Al-Hussaini, Maysa, M.D., F.R.CPath.; Lataifeh, Isam, M.D.; Jaradat, Imad, M.D.; Abdeen, Ghadeer, M.D.; Otay, Lian, M.D.; Badran, Osama, M.D.; Abu Sheikha, Areej, M.D.; Dayyat, Abdulmajeed, M.D.; El Khaldi, Mousa, M.D.; Ashi Al-Loh, Shaymaa, M.D.

International Journal of Gynecological Pathology: November 2018 - Volume 37 - Issue 6 - p 564–574
doi: 10.1097/PGP.0000000000000449
PATHOLOGY OF THE CORPUS: ORIGINAL ARTICLES

Undifferentiated endometrial carcinoma (UEC) is a rare and poorly recognized entity, associated with a poor outcome. The clinical, pathologic, and immunohistochemical features of 17 cases diagnosed at our center are described. The median age was 60 yr. Postmenopausal bleeding was the most common presenting symptom (76.9%). Most patients presented with advanced stage (64.7%). Total hysterectomy with bilateral salpingo-oophorectomy was the commonly offered surgical treatment (80.0%). Nine (52.9%) patients received adjuvant treatment. The median overall survival was 11 mo. Pure UEC was seen in 8 cases (47.0%), while dedifferentiated carcinoma in 5 cases (29.4%). The epithelial component was part of carcinosarcoma or was mixed with serous carcinoma in 2 cases (11.8%) each. Positivity for one or more of the cytokeratin cocktails, mostly as strong focal staining, was evident in 16 cases (94.1%). PAX-8 was negative in 13 cases (86.7%). BRG-1/SMARCA4 was lost in 3 cases (20.0%). Eleven cases (64.7%) were MLH1/PMS2 deficient. Ten cases (66.7%) were positive for programmed death ligand 1, with positivity in 10%, 20%, and 100% of tumor cells detected in a single case each. Only 2 of 11 (18.2%) referral cases were correctly diagnosed as UEC. UEC is a rare tumor that is frequently misdiagnosed. A panel of immunostains is necessary to make the correct diagnosis. The range of positivity for programmed death ligand 1 testing suggests that immunotherapy might be considered in the adjuvant setting, especially with the poor response of this tumor to traditional therapies.

Departments of Pathology (M.A.-H.)

Surgery (I.L., L.O., O.B.)

Radiation Oncology (I.J., A.D.)

Medical Oncology (G.A., A.A.S.)

Radiology (M.E.K.), King Hussein Cancer Center (KHCC), Amman, Jordan
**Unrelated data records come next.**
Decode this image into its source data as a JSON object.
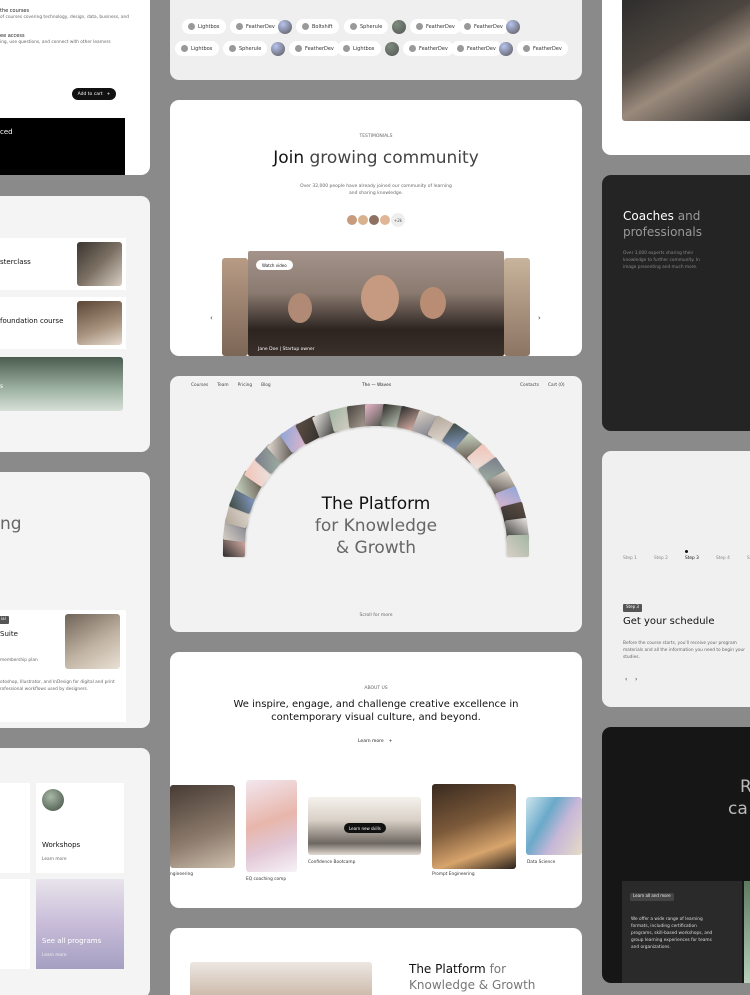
{
  "colors": {
    "page_bg": "#8a8a8a",
    "card_light": "#f4f4f4",
    "card_dark": "#1f1f1f"
  },
  "left": {
    "card1": {
      "line1": "the courses",
      "line2": "of courses covering technology, design, data, business, and",
      "line3": "ee access",
      "line4": "ing, use questions, and connect with other learners",
      "add_to_cart": "Add to cart",
      "add_to_cart_icon": "+",
      "dark_title": "ced"
    },
    "card2": {
      "item1": "sterclass",
      "item2": "foundation course",
      "banner_label": "s"
    },
    "card3": {
      "heading": "ng",
      "tag": "ial",
      "suite": "Suite",
      "plan": "membership plan",
      "desc1": "otoshop, Illustrator, and InDesign for digital and print",
      "desc2": "rofessional workflows used by designers."
    },
    "card4": {
      "workshops": "Workshops",
      "learn_more": "Learn more",
      "see_all": "See all programs",
      "see_all_sub": "Learn more"
    }
  },
  "center": {
    "logos_row1": [
      {
        "name": "Lightbox",
        "icon": "circle-logo-icon"
      },
      {
        "name": "FeatherDev",
        "icon": "feather-logo-icon"
      },
      {
        "name": "Boltshift",
        "icon": "bolt-logo-icon"
      },
      {
        "name": "Spherule",
        "icon": "sphere-logo-icon"
      },
      {
        "name": "FeatherDev",
        "icon": "feather-logo-icon"
      },
      {
        "name": "FeatherDev",
        "icon": "feather-logo-icon"
      }
    ],
    "logos_row2": [
      {
        "name": "Lightbox",
        "icon": "circle-logo-icon"
      },
      {
        "name": "Spherule",
        "icon": "sphere-logo-icon"
      },
      {
        "name": "FeatherDev",
        "icon": "feather-logo-icon"
      },
      {
        "name": "Lightbox",
        "icon": "circle-logo-icon"
      },
      {
        "name": "FeatherDev",
        "icon": "feather-logo-icon"
      },
      {
        "name": "FeatherDev",
        "icon": "feather-logo-icon"
      },
      {
        "name": "FeatherDev",
        "icon": "feather-logo-icon"
      }
    ],
    "testimonials": {
      "eyebrow": "TESTIMONIALS",
      "title_a": "Join",
      "title_b": "growing community",
      "sub1": "Over 32,000 people have already joined our community of learning",
      "sub2": "and sharing knowledge.",
      "count_badge": "+2k",
      "watch": "Watch video",
      "person": "Jane Doe",
      "role": "Startup owner",
      "prev": "‹",
      "next": "›"
    },
    "hero": {
      "nav": [
        "Courses",
        "Team",
        "Pricing",
        "Blog"
      ],
      "brand": "The — Waves",
      "nav_right": [
        "Contacts",
        "Cart (0)"
      ],
      "title1": "The Platform",
      "title2": "for Knowledge",
      "title3": "& Growth",
      "scroll": "Scroll for more"
    },
    "about": {
      "eyebrow": "ABOUT US",
      "line1": "We inspire, engage, and challenge creative excellence in",
      "line2": "contemporary visual culture, and beyond.",
      "learn": "Learn more",
      "learn_icon": "+",
      "cards": [
        "ngineering",
        "EQ coaching comp",
        "Confidence Bootcamp",
        "Prompt Engineering",
        "Data Science"
      ],
      "learn_pill": "Learn new skills"
    },
    "bottom": {
      "title_a": "The Platform",
      "title_b": "for",
      "title_c": "Knowledge & Growth"
    }
  },
  "right": {
    "coaches": {
      "title_a": "Coaches",
      "title_b": "and",
      "title_c": "professionals",
      "desc1": "Over 3,000 experts sharing their",
      "desc2": "knowledge to further community. In",
      "desc3": "image presenting and much more."
    },
    "schedule": {
      "steps": [
        "Step 1",
        "Step 2",
        "Step 3",
        "Step 4",
        "Ste"
      ],
      "tag": "Step 3",
      "title": "Get your schedule",
      "desc1": "Before the course starts, you'll receive your program",
      "desc2": "materials and all the information you need to begin your",
      "desc3": "studies.",
      "prev": "‹",
      "next": "›"
    },
    "last": {
      "big1": "R",
      "big2": "ca",
      "tag": "Learn all and more",
      "p1": "We offer a wide range of learning",
      "p2": "formats, including certification",
      "p3": "programs, skill-based workshops, and",
      "p4": "group learning experiences for teams",
      "p5": "and organizations."
    }
  }
}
Department of Pathology, Drexel University, Philadelphia, Pennsylvania (S.A.A.-L.)

Supported by the intramural funding program at King Hussein Cancer Center.

The authors declare no conflict of interest.

Address correspondence and reprint requests to Maysa Al-Hussaini, MD, FRCPath, King Hussein Cancer Center, 202 Queen Rania Street, P.O. Box 1269, Al-Jubeiha, Amman 11941, Jordan. E-mail: mhussaini@khcc.jo.

©2018International Society of Gynecological Pathologists